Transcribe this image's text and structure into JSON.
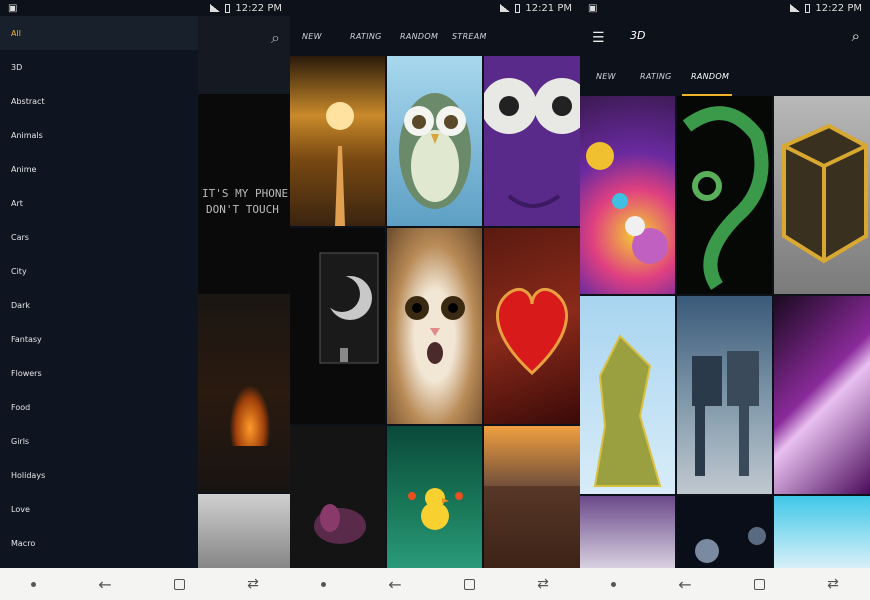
{
  "status_bars": [
    {
      "time": "12:22 PM"
    },
    {
      "time": "12:21 PM"
    },
    {
      "time": "12:22 PM"
    }
  ],
  "drawer": {
    "items": [
      "All",
      "3D",
      "Abstract",
      "Animals",
      "Anime",
      "Art",
      "Cars",
      "City",
      "Dark",
      "Fantasy",
      "Flowers",
      "Food",
      "Girls",
      "Holidays",
      "Love",
      "Macro"
    ]
  },
  "behind": {
    "phone_text_line1": "IT'S MY PHONE",
    "phone_text_line2": "DON'T TOUCH"
  },
  "screen2": {
    "tabs": [
      "NEW",
      "RATING",
      "RANDOM",
      "STREAM"
    ]
  },
  "screen3": {
    "title": "3D",
    "tabs": [
      "NEW",
      "RATING",
      "RANDOM"
    ],
    "active_tab": "RANDOM"
  },
  "colors": {
    "accent": "#f0b429"
  }
}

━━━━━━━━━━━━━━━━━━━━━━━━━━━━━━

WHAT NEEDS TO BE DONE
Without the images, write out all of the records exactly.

OUTPUT OF THE EXERCISE
Transcribe this image's text and structure into JSON.
{
  "status_bars": [
    {
      "time": "12:22 PM"
    },
    {
      "time": "12:21 PM"
    },
    {
      "time": "12:22 PM"
    }
  ],
  "drawer": {
    "items": [
      "All",
      "3D",
      "Abstract",
      "Animals",
      "Anime",
      "Art",
      "Cars",
      "City",
      "Dark",
      "Fantasy",
      "Flowers",
      "Food",
      "Girls",
      "Holidays",
      "Love",
      "Macro"
    ]
  },
  "behind": {
    "phone_text_line1": "IT'S MY PHONE",
    "phone_text_line2": "DON'T TOUCH"
  },
  "screen2": {
    "tabs": [
      "NEW",
      "RATING",
      "RANDOM",
      "STREAM"
    ]
  },
  "screen3": {
    "title": "3D",
    "tabs": [
      "NEW",
      "RATING",
      "RANDOM"
    ],
    "active_tab": "RANDOM"
  },
  "colors": {
    "accent": "#f0b429"
  }
}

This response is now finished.